Moe: Where do your characters come from? How much of yourself and the people you know manifest into your characters?
Kathy Page: How characters arrive can be quite mysterious. Sometimes they arrive more or less fully fledged, as did Natalie, from the The Story of My Face; other times I create them deliberately. In Alphabet, the main character was inspired by several people I had met, blended them together into one unrecognisable person. I am often inspired by real people but normally what appears in the book will be some aspect of them, not the whole person.
I think the way I appear is indirect – in making the character, I draw on and magnify some part of me that is like them, however small it might be, rather as an actor does.
Moe: Do you ever suffer from writer’s block? If yes, what measures do you take to get past it?
Kathy Page: Yes, I have, but I think it was a general life block rather than just writing! I was depressed and lots of things lost their appeal. What worked was making some quite drastic changes in my life, plus taking up running. While all this went on, I left the door open to writing without insisting on it.
Moe: What do you hope readers gain, feel or experience when they read one of your books for the first time?
Kathy Page: Moved. A heightened awareness of the rich complicatedness of life; a connection to other people (the characters in the book), even though they may be very different to themselves.
Moe: Can you share three things you’ve learned about the business of writing since your first publication?
Kathy Page: Like it or not, publicity is dreadfully important.
Persistence – of vision, and in the face of adversity – is as important as talent because writing, as a business, is a rather brutal one.
Feeling that one has connected with readers is hugely rewarding.
Moe: What is your latest release about?
Kathy Page: Alphabet is the story of Simon Austen, a young man in a high security prison who learns to read and write and then begins, illicitly, to write letters to a series of women outside the prison. His motives are quite murky and he thinks he is the one calling the shots in these long distance relationships, but he’s wrong about that. He is on an unstoppable journey, opened up to all the perils of communication, to choices about honesty, moral decisions and so on – all the kinds of interaction that he once wanted to avoid.
Simon Austen is a very complex character: charming, intelligent, but also damaged and capable of brutality. Many of his strengths are also weaknesses, and vice versa. Both character and story were inspired by the time I spent working as a writer in residence in men’s prison in the UK. I was fascinated by the whole question of change. Do people change? How drastic can that change be? I set out to imagine that process for Simon.

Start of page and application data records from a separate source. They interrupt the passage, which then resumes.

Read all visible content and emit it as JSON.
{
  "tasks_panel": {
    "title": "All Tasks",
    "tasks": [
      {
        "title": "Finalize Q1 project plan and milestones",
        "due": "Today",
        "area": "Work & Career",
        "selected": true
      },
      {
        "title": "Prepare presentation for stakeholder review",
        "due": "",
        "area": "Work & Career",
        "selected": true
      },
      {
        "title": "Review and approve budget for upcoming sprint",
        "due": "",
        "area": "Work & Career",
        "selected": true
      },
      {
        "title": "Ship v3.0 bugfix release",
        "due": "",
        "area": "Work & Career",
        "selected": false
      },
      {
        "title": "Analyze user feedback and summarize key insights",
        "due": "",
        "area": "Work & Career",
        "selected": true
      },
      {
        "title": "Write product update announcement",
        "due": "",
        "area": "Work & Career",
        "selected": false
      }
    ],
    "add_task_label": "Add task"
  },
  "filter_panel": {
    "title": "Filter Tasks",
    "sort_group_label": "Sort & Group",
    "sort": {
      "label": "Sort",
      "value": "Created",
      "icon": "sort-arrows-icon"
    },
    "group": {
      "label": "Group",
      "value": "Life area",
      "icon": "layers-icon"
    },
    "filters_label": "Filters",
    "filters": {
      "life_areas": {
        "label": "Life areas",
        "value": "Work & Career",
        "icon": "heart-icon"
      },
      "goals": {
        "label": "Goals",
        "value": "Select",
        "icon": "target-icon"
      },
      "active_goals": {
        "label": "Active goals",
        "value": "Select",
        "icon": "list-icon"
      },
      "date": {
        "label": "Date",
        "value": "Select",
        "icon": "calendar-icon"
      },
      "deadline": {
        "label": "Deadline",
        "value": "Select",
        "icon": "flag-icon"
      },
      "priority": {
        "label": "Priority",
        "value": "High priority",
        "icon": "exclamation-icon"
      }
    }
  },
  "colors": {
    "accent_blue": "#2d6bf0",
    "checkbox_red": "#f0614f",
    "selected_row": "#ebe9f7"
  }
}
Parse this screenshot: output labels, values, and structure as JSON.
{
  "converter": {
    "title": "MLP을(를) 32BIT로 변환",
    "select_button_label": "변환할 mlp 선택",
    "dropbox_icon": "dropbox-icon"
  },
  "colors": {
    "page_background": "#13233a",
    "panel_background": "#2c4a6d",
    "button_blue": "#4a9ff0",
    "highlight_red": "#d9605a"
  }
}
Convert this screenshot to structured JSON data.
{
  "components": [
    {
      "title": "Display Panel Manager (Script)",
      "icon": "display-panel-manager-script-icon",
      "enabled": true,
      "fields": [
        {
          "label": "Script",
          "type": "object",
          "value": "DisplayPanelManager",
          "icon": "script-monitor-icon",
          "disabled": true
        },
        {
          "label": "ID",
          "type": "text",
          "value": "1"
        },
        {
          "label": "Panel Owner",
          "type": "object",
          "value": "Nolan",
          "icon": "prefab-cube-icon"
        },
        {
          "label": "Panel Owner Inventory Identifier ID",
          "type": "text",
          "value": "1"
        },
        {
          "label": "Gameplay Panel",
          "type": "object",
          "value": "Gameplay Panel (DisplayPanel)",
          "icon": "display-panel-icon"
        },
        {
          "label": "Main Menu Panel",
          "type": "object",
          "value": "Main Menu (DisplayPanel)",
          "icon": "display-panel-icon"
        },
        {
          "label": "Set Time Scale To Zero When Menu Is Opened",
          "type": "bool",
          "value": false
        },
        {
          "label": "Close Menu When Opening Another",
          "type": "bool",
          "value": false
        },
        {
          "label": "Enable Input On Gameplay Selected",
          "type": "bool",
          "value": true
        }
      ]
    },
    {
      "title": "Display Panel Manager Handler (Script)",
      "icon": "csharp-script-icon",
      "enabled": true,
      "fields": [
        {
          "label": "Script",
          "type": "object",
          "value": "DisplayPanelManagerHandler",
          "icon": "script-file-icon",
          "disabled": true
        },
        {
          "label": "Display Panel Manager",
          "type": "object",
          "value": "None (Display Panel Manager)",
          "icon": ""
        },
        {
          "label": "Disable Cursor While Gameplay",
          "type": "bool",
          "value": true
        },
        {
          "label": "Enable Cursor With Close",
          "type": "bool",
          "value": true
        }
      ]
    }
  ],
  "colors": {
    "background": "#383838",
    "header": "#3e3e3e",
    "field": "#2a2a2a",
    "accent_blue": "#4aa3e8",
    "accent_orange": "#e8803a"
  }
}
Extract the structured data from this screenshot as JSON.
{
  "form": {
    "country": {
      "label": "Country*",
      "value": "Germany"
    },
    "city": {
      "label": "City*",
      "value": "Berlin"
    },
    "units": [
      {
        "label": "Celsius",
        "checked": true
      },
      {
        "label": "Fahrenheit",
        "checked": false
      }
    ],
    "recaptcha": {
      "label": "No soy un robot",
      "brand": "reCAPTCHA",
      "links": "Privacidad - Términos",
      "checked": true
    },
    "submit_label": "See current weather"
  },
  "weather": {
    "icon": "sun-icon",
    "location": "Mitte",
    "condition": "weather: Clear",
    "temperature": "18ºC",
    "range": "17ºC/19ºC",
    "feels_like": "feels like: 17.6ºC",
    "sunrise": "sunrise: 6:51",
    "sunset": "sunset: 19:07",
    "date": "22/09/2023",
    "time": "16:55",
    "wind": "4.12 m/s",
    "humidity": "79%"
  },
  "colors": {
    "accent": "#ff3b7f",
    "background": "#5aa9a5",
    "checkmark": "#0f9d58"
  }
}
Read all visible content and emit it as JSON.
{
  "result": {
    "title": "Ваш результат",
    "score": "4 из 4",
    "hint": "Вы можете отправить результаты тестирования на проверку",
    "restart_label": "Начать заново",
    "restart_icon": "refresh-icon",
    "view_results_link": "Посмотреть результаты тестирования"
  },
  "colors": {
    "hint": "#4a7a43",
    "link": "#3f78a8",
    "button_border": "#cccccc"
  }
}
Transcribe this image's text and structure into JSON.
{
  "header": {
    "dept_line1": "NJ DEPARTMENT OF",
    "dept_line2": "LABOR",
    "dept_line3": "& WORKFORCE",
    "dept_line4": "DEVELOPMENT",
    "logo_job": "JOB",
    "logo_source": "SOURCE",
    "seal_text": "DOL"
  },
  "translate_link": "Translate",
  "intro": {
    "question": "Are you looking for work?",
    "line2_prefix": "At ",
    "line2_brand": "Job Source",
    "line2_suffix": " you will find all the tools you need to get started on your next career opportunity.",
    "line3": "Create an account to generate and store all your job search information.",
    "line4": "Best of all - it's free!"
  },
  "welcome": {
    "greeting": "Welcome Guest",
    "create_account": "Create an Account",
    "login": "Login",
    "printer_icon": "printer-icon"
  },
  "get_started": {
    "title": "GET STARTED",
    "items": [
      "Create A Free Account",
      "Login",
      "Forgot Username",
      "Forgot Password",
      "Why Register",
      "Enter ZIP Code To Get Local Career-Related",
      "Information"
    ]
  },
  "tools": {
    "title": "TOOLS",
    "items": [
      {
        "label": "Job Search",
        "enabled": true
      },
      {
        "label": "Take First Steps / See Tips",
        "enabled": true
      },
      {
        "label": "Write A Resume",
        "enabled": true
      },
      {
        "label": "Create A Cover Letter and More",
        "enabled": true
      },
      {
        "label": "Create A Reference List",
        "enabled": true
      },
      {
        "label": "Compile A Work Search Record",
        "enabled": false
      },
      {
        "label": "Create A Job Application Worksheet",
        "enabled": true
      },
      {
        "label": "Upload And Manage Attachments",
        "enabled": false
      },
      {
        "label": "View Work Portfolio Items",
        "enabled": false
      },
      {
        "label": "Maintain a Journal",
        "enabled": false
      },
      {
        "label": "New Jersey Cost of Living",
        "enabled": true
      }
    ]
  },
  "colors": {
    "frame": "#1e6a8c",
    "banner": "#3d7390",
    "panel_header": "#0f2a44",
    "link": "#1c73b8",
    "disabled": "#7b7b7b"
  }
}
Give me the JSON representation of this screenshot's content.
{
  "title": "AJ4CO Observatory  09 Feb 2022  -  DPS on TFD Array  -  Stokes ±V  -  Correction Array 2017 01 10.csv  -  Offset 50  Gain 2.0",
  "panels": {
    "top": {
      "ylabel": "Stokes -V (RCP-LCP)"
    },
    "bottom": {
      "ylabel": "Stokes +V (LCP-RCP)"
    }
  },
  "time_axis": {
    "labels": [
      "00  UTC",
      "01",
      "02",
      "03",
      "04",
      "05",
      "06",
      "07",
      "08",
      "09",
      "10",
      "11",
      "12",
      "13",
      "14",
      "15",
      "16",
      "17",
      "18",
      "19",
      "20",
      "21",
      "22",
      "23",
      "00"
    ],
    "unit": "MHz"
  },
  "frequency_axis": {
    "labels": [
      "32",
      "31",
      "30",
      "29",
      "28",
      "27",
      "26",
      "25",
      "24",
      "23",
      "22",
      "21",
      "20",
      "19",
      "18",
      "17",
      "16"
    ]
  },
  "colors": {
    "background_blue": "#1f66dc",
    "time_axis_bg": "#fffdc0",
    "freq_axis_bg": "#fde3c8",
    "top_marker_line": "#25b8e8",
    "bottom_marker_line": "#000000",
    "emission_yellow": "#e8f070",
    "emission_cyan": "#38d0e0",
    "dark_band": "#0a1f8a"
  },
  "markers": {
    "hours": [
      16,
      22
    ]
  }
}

Moe: What kind of books do you like to read?
Kathy Page: I like fiction that is well crafted, with a strong emotional core. I like to read about places and lives that are foreign to mine.
Moe: When you’re not writing what do you do for fun?
Kathy Page: Spend time with my husband and children, garden, swim, cycle, read, go to theatre performances; I really love drama.
Moe: New writers are always trying to glean advice from those with more experience. What suggestions do you have for new writers?
Kathy Page: It takes a long time, and you never stop learning how to do it.
Moe: If you weren’t a writer what would you be?
Kathy Page: It is hard to imagine but it would have to involve communication in some way.
Moe: What is your favourite word?
Kathy Page: I’m sorry, I like them all.
My interview with Kathy Page was originally published 10/16/2006 at Literary Fiction, BellaOnline.